PROBLEM DESCRIPTION:
Every line of the data below is to be given again as it appears, with the images removed.

EXERCISE MATERIAL:
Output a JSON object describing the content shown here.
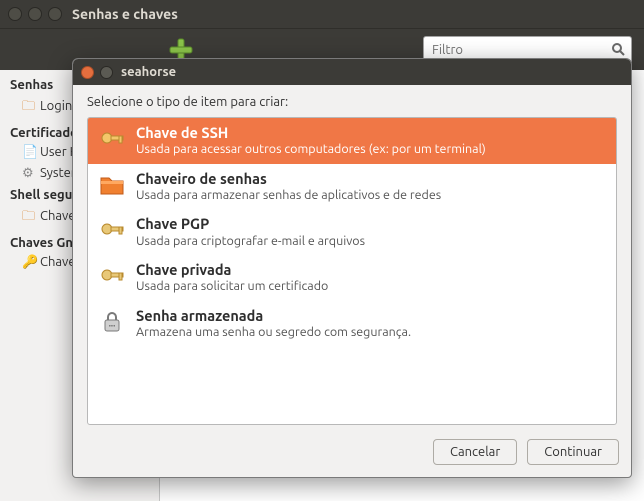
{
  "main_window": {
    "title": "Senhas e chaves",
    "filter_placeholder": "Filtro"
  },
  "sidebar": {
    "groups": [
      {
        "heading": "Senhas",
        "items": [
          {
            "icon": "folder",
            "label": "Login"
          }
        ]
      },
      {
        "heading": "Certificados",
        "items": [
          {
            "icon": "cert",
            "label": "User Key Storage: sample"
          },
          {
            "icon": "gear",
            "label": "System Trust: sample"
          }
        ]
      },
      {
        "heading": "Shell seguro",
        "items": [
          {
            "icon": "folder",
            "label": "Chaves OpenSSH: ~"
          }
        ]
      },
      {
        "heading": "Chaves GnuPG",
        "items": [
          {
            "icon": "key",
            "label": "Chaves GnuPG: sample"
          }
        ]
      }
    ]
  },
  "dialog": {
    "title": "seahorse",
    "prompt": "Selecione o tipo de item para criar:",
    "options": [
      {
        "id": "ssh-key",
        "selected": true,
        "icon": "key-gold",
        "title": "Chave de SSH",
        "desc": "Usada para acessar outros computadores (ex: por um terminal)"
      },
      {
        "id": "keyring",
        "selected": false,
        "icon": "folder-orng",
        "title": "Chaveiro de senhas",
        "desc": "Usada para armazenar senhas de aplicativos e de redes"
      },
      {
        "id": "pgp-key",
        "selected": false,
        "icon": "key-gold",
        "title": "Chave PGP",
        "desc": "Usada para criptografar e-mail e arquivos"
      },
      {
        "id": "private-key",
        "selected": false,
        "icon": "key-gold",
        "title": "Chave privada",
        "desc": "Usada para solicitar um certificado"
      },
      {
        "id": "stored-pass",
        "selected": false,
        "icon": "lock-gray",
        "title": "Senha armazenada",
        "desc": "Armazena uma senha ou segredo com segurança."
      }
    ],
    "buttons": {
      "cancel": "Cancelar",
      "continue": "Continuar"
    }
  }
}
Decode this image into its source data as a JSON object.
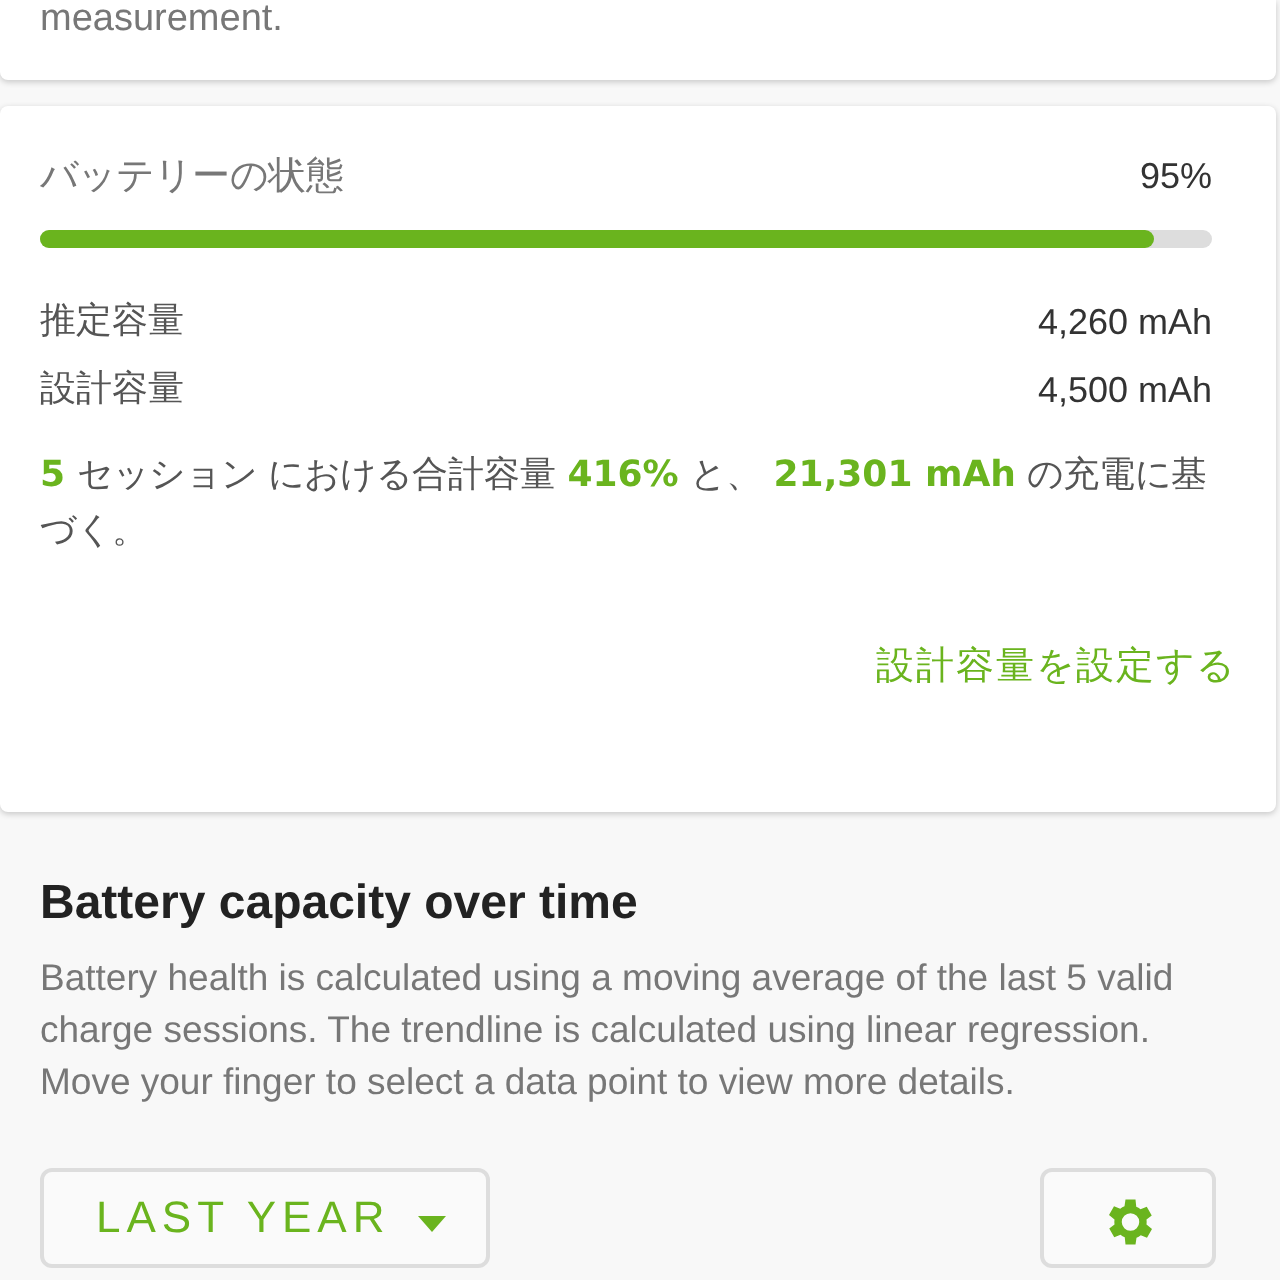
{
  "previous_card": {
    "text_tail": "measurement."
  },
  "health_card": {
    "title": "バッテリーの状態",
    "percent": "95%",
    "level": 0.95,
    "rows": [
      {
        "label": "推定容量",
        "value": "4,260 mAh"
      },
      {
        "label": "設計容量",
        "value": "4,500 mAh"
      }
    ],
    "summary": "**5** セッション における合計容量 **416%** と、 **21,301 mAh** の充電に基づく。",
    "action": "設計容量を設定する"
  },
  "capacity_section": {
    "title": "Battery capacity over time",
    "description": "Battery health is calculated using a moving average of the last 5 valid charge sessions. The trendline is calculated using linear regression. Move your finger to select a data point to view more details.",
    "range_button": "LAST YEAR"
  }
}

ANSWER SECTION:
Output a JSON object describing the content shown here.
{
  "main_window": {
    "title": "Senhas e chaves",
    "filter_placeholder": "Filtro"
  },
  "sidebar": {
    "groups": [
      {
        "heading": "Senhas",
        "items": [
          {
            "icon": "folder",
            "label": "Login"
          }
        ]
      },
      {
        "heading": "Certificados",
        "items": [
          {
            "icon": "cert",
            "label": "User Key Storage: sample"
          },
          {
            "icon": "gear",
            "label": "System Trust: sample"
          }
        ]
      },
      {
        "heading": "Shell seguro",
        "items": [
          {
            "icon": "folder",
            "label": "Chaves OpenSSH: ~"
          }
        ]
      },
      {
        "heading": "Chaves GnuPG",
        "items": [
          {
            "icon": "key",
            "label": "Chaves GnuPG: sample"
          }
        ]
      }
    ]
  },
  "dialog": {
    "title": "seahorse",
    "prompt": "Selecione o tipo de item para criar:",
    "options": [
      {
        "id": "ssh-key",
        "selected": true,
        "icon": "key-gold",
        "title": "Chave de SSH",
        "desc": "Usada para acessar outros computadores (ex: por um terminal)"
      },
      {
        "id": "keyring",
        "selected": false,
        "icon": "folder-orng",
        "title": "Chaveiro de senhas",
        "desc": "Usada para armazenar senhas de aplicativos e de redes"
      },
      {
        "id": "pgp-key",
        "selected": false,
        "icon": "key-gold",
        "title": "Chave PGP",
        "desc": "Usada para criptografar e-mail e arquivos"
      },
      {
        "id": "private-key",
        "selected": false,
        "icon": "key-gold",
        "title": "Chave privada",
        "desc": "Usada para solicitar um certificado"
      },
      {
        "id": "stored-pass",
        "selected": false,
        "icon": "lock-gray",
        "title": "Senha armazenada",
        "desc": "Armazena uma senha ou segredo com segurança."
      }
    ],
    "buttons": {
      "cancel": "Cancelar",
      "continue": "Continuar"
    }
  }
}
Decode this image into its source data as a JSON object.
{
  "previous_card": {
    "text_tail": "measurement."
  },
  "health_card": {
    "title": "バッテリーの状態",
    "percent": "95%",
    "level": 0.95,
    "rows": [
      {
        "label": "推定容量",
        "value": "4,260 mAh"
      },
      {
        "label": "設計容量",
        "value": "4,500 mAh"
      }
    ],
    "summary": "**5** セッション における合計容量 **416%** と、 **21,301 mAh** の充電に基づく。",
    "action": "設計容量を設定する"
  },
  "capacity_section": {
    "title": "Battery capacity over time",
    "description": "Battery health is calculated using a moving average of the last 5 valid charge sessions. The trendline is calculated using linear regression. Move your finger to select a data point to view more details.",
    "range_button": "LAST YEAR"
  }
}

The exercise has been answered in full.